┌──

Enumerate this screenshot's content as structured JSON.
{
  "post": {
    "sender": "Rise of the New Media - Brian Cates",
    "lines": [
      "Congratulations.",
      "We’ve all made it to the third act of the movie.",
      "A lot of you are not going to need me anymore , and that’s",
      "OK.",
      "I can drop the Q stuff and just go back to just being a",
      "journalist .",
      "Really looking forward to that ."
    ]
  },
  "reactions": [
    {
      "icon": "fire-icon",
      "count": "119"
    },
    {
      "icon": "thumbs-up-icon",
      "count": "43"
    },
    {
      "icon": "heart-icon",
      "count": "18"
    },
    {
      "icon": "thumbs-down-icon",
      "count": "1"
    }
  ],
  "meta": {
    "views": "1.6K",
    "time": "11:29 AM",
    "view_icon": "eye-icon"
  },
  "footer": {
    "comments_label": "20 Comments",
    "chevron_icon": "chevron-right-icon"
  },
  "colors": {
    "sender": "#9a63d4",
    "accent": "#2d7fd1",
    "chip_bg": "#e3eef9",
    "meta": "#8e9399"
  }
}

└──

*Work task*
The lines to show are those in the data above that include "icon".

*Result for this task*
      "icon": "fire-icon",
      "icon": "thumbs-up-icon",
      "icon": "heart-icon",
      "icon": "thumbs-down-icon",
    "view_icon": "eye-icon"
    "chevron_icon": "chevron-right-icon"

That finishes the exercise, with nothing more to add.